Thanks to the author for sharing this article, which originally appeared in Victorian Poetry 1 (1963): 235-37.

WHEN Browning was asked, nearly fifty years after the initial publication of "My Last Duchess" (text), why the Duke says "Frà Pandolf by design" (my italics), he answered: "To have some occasion for telling the story, and illustrating part of it.1 Although readers have more often than not dismissed Browning's latter-day remarks on his poems, they have done so in this instance not without some loss, for this remark, slight as it appears, calls attention to one of the poem's central metaphors.

Indifferent to Browning's statement, notably to the implications of occasion and illustrating, a recent critic of the poem assures us that "we need not assume that the Duke has planned it [the incident] this way: he is simply quick to take advantage of an opportunity,"2 I hope to demonstrate that it is not a question of whether we need to assume that the Duke has a plan, but rather that the poem may be misread in a crucial way if we do not acknowledge his premeditation. Virtually a libretto, the Duke's monologue sustains a central metaphor of drama and performance.

The dramatization of the basic action rendered by the poem begins in medias res. The gesture implicit in the first line directs us toward the revealed portrait of the last Duchess, but an earlier moment in the performance has come with the withdrawing of the curtain before the painting, for the speaker soon insists, "none puts by/ The curtain I have drawn for you, but I. Moreover, just as we see that the Duke begins his play with this curtain, so too does it become clear that he has anticipated in detail the events which follow. At precise moments he instructs his guest with questions that are in effect commands: "Wil't please you sit and look at her?" "Will't please you rise? We'll meet / The company below, then." And in a gesture of calculated munificence and quite possibly social flattery he grants; "Nay, we'll go / Together down, sir/' But he directs the situation even more closely, for he also presents his listener with descriptions of what the latter's natural reactions should be to whatever is provided him. The Duke maintains that those who have been privileged to look upon Frà Pandolf's portrait of the Duchess have in all cases "seemed as they would ask me, if they durst, / How such a glance came there." Yet it is not clear that the envoy has expressed any such question; for he too is like the "strangers" who have merely "seemed as they would ask"— that is, "if they durst." And since we never do know the precise nature of his silent reaction to the painting, the Duke's next phrase—so, not the first / Are you to turn and ask thus" (my italics)—serves ac- tually a double purpose: to underscore the point that it is the Duke who frames what he has chosen to consider his guest's 'question,' and to lead us to his disingenuous search for the exact word—'How shall I say?"'—and his artful disclaimer of "skill / In speech—(which I have not)."

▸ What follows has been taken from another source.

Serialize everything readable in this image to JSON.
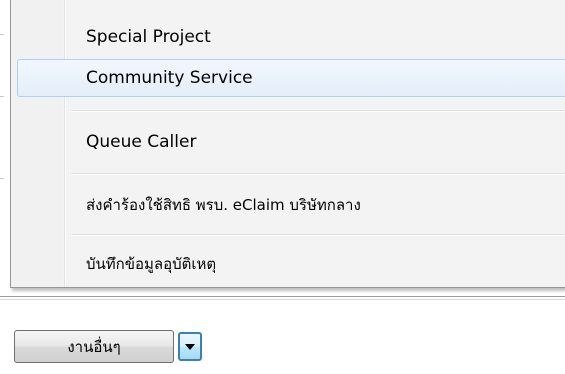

Ultimately the Duke directs the envoy's attention to a second work of art While the painting of the Duchess is representational and, if we trust the Duke's word in the matter, perfectly accurate in mak- ing her look "as if she were alive," the sculpture depicts Neptune in the midst of one of his most typical acts. As personal allegory, however, the latter work is directly relevant to the drama the Duke makes of his life. If the portrait captures permanently the essential effect of the Duchess' momentary and momentous smile—in former days the source to her lord of pleasure turned finally to disgust—the sculpture, working on a different plane, portrays the god-liice power over spontaneous natural force that the Duke finds analogous to his exercise of temporal rights sanctioned by a nine-hundred-years-old name. Over "Neptune taming a sea-horse" hovers ominously the Duke's clipped account of his own show of force: "I gave commands; / Then all smiles stopped together."3

Yet our perception that the entire episode has been staged works a fortiori to the idea that the Duke sees himself in a dramatic light. While this stance enables him to project his listener's unasked ques- tions, it also informs his final imperative, which along with under- lining his callous dedication to collection brings his performance to completion. In his closing words—"Notice Neptune, though, / Taming a sea-horse, thought a rarity, / Which Claus of Innsbruck cast in bronze for me!"—a pun on cast extends our understanding of the Duke's inordinate hubris. For the artist has happily cast the Duke as a mythological god.4 The Duke's pleasure in seeing himself in the guise of Neptune is evident, but what is more significant is that he has chosen to view himself in a show of force.5

This revelation of the Duke's absurd vanity throws light on his attempt to win the envoy to his terms. Having presented him with an argument that by analogy reveals his view of a suitor's rights and a husband's expectations, the Duke momentarily abandons indirection for explicit statement: "I repeat, / The Count your master's known munificence / Is ample warrant that no just pretence / Of mine for dowry will be disallowed; / Though his fair daughter's self, as I avowed / At starting, is my object." Immediately, however, as if he has caught himself in an act of excessive munificence, the Duke calls attention to Neptune taming a sea-horse. This gesture, s the Duke well knows,6 has the contextual effect of confirming i still another way his personal efficacy. For the Duke's drama of uncon- scious challenge and final domination is reenacted in the spatial con- junction of the two works.7






Victorian Overview R. Browning

Last modified 27 October 2011